WORK INSTRUCTION: Below are the records; collect from them each line containing the string "true".

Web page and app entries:
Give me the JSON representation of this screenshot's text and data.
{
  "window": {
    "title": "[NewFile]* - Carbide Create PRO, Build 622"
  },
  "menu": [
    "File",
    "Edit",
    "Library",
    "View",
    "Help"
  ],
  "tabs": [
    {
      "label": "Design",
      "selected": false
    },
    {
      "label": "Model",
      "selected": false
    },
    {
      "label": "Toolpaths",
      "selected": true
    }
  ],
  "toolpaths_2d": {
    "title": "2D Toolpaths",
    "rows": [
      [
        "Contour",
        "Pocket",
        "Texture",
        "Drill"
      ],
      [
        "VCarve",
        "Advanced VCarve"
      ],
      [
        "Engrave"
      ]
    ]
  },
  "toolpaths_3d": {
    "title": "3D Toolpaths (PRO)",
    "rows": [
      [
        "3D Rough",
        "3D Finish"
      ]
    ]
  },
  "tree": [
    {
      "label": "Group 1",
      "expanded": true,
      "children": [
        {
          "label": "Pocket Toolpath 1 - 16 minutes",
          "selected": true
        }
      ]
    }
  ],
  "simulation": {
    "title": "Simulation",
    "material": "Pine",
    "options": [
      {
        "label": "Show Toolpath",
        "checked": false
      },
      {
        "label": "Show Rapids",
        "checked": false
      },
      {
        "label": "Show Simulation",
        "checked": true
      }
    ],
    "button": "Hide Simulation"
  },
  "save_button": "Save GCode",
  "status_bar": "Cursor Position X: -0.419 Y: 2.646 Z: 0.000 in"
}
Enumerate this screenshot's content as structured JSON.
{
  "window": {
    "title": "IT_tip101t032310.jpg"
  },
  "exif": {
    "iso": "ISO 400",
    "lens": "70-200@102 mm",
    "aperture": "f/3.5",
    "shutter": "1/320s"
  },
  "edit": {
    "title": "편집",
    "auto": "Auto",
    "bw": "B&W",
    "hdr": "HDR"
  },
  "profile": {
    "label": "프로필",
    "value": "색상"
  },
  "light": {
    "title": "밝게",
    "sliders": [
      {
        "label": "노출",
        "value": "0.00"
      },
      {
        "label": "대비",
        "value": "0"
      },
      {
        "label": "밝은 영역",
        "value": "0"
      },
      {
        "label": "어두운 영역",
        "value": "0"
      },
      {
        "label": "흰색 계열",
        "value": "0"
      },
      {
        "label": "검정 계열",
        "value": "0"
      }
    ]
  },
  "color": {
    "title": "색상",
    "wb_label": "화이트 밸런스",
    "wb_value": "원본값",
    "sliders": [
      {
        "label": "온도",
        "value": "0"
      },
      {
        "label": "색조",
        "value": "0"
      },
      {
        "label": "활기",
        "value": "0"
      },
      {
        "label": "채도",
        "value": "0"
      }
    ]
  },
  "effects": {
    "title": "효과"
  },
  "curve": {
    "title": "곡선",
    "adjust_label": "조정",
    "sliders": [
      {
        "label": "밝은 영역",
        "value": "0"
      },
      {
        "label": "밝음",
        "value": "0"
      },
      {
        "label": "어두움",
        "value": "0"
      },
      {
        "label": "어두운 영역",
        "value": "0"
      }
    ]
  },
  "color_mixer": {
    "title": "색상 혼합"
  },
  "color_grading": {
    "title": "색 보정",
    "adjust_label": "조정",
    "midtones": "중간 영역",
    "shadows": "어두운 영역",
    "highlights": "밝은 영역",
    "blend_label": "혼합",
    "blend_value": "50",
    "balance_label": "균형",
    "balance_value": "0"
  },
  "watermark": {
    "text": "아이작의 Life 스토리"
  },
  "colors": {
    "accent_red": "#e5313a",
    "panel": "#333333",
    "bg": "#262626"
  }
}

RESULT:
      "selected": true
      "expanded": true,
          "selected": true
        "checked": true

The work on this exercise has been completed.